[Frontiers in Bioscience 12, 3419-3430, May 1, 2007]

Structural and electrostatic properties of ubiquitination and related pathways

Peter J. Winn1, Mai Zahran1,2,3, James N. D. Battey4, Yanxiang Zhou1,5, Rebecca C. Wade 1, Amit Banerjee6,7

1 EML Research gGmbH, Villa Bosch, Schloss-Wolfsbrunnenweg 33, 69118 Heidelberg, Germany, 2 Department of Molecular and Genomic Bioinformatics, Denis Diderot University - Paris 7, Paris, France, 3 Computational Biochemistry, IWR, University of Heidelberg, 69120 Heidelberg, Germany, 4 Swiss Institute of Bioinformatics and Biozentrum, University of Basel, Klingelbergstrasse 50, CH-4056 Basel, Switzerland, 5 Department of Chemistry and Biochemistry, Ludwig-Maximilians-University Munich, Butenandtstrasse 5-13, 81377 Munich, Germany, 6 Department of Pharmaceutical Sciences, Eugene Applebaum College of Pharmacy and Health Sciences, Wayne State University, 259 Mack Avenue, Detroit MI 48201-2417, USA, 7 Department of International Medical Education and Development, Rheinische Friedrich-Wilhelms-Universitaet, Faculty of Medicine, Sigmund-Freud-Strasse 25, 53105 Bonn, Germany

TABLE OF CONTENTS

1. Abstract
2. Introduction
3. Molecular electrostatic potential as a predictor of protein function
3.1. Examples of electrostatic potential as a predictor of function
3.2. Calculating and comparing electrostatic potentials
3.3. Electrostatic potentials and UFP ligation
3.4. Electrostatically key residues
3.5. Electrostatic potential and E2 function
3.6. Other UFP related proteins and their electrostatic potentials
3.7. The relationship between sequence and electrostatic potential
3.8. A webserver of ubiquitin related structures and electrostatic potentials
3.9. Ensuring the suitability of protein structures for calculating and comparing electrostatic potentials
4. Perspective
5. Acknowledgment
6. Reference

1. ABSTRACT

Post-translational modification by ubiquitin and ubiquitin-like (UBL) proteins is a key mechanism for cellular control. The specificity of the enzymes of ubiquitination and their close paralogs is dependent on their molecular electrostatic potentials.

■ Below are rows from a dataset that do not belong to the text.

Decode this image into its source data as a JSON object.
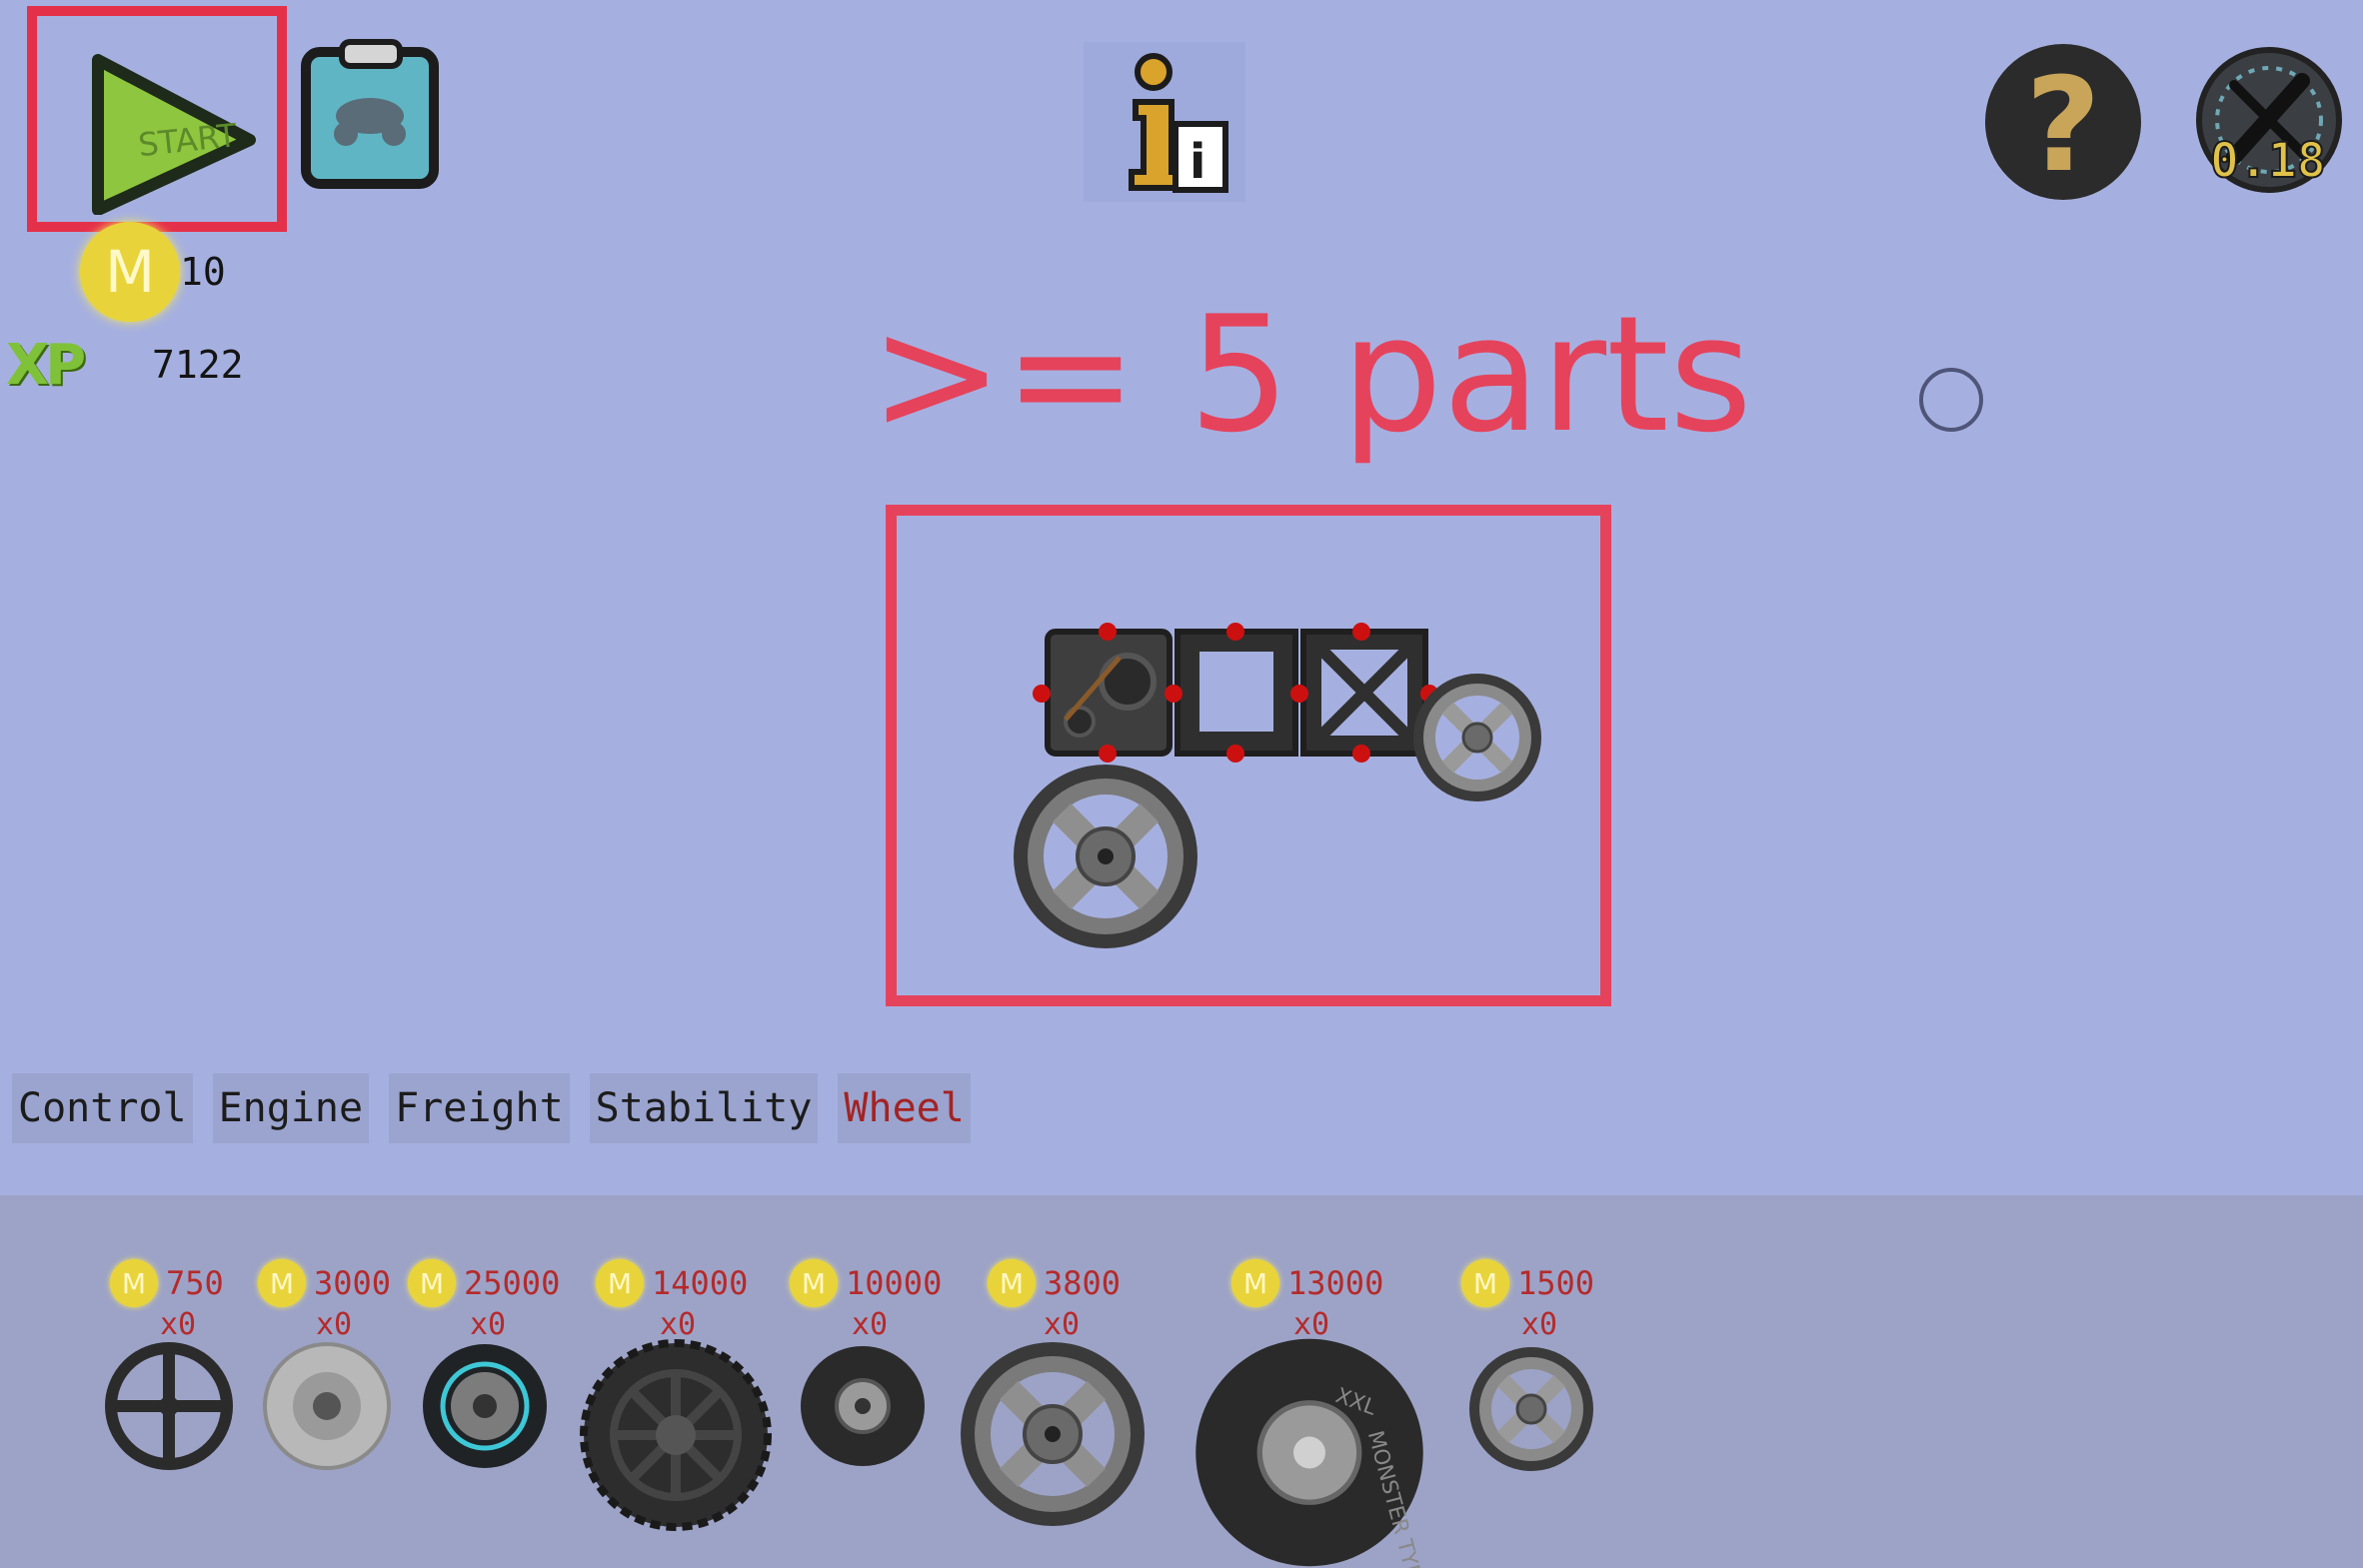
{
  "toolbar": {
    "start_label": "START",
    "info_label": "i",
    "help_label": "?",
    "version_label": "0.18"
  },
  "currency": {
    "coin_symbol": "M",
    "coins": "10",
    "xp_label": "XP",
    "xp": "7122"
  },
  "annotation": {
    "text": ">= 5 parts"
  },
  "tabs": [
    {
      "label": "Control",
      "active": false
    },
    {
      "label": "Engine",
      "active": false
    },
    {
      "label": "Freight",
      "active": false
    },
    {
      "label": "Stability",
      "active": false
    },
    {
      "label": "Wheel",
      "active": true
    }
  ],
  "parts": [
    {
      "price": "750",
      "qty": "x0",
      "icon": "steering-wheel-icon"
    },
    {
      "price": "3000",
      "qty": "x0",
      "icon": "grey-wheel-icon"
    },
    {
      "price": "25000",
      "qty": "x0",
      "icon": "racing-wheel-icon"
    },
    {
      "price": "14000",
      "qty": "x0",
      "icon": "offroad-wheel-icon"
    },
    {
      "price": "10000",
      "qty": "x0",
      "icon": "small-tire-icon"
    },
    {
      "price": "3800",
      "qty": "x0",
      "icon": "spoke-wheel-icon"
    },
    {
      "price": "13000",
      "qty": "x0",
      "icon": "monster-tyre-icon"
    },
    {
      "price": "1500",
      "qty": "x0",
      "icon": "small-spoke-wheel-icon"
    }
  ],
  "monster_tyre_text": "MONSTER TYRE",
  "monster_tyre_brand": "XXL",
  "colors": {
    "background": "#a6b0e0",
    "tray": "#9da3c7",
    "annotation": "#e5435c",
    "coin": "#e8d43a",
    "price": "#b52a2a",
    "active_tab": "#a32323"
  }
}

For example, analysis of molecular electrostatic potentials and electrostatically key residues can account for the selectivity of different E1s (activating enzymes) and of different SUMO proteases. The molecular interactions of the ubiquitin conjugating enzymes, the ubiquitin family proteins (UFP) and UBL domains are discussed in detail. An interesting observation is that the Non Canonical Ubiquitin Conjugating Enzymes (NCUBEs) have electrostatic potentials that are more similar to the UBC9 orthologs, the SUMO conjugating enzymes, than they are to other ubiquitin conjugating enzymes. It had previously been suggested that UBC9 may select for SUMO based on its difference in electrostatic potential as compared to other E2s but the NCUBE exception suggests that this may not be the case. The web site http://www.ubiquitin-resource.org/ allows users to find the E2s most electrostatically similar to a query E2. Where possible, models have been made for all E2 domains in the SMART database (http://smart.embl-heidelberg.de/). A brief overview of molecular electrostatic potentials and their application to understanding protein function is also given.